_Extracted data entries:_
_ _ _ _ _ _ _

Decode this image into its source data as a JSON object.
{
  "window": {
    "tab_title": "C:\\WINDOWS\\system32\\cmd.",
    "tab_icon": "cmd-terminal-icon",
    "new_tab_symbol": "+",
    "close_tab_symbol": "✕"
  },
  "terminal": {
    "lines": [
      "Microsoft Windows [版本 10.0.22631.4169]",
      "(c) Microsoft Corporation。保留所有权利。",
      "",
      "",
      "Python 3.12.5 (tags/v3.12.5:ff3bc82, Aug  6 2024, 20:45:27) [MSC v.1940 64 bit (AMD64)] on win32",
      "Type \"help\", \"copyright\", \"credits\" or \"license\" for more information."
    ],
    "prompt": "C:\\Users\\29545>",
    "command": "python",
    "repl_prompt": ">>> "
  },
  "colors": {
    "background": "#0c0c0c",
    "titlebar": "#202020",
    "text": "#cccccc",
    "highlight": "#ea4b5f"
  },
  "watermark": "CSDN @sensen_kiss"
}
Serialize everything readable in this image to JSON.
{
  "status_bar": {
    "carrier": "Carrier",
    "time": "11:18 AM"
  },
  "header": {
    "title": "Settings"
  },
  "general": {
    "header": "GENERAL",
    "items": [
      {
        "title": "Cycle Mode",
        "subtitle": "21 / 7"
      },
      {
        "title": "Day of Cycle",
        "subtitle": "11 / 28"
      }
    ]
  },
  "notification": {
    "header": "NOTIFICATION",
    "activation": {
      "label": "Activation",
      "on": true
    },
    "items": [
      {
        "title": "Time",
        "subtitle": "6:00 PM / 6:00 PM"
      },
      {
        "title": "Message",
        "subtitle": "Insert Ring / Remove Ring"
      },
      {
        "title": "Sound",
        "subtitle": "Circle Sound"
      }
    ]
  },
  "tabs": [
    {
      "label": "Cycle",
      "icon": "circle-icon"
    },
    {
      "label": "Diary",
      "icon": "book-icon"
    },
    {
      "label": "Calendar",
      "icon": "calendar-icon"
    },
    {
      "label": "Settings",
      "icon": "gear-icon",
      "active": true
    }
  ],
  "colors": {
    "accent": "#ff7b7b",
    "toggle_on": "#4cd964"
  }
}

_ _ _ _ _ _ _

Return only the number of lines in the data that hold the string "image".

2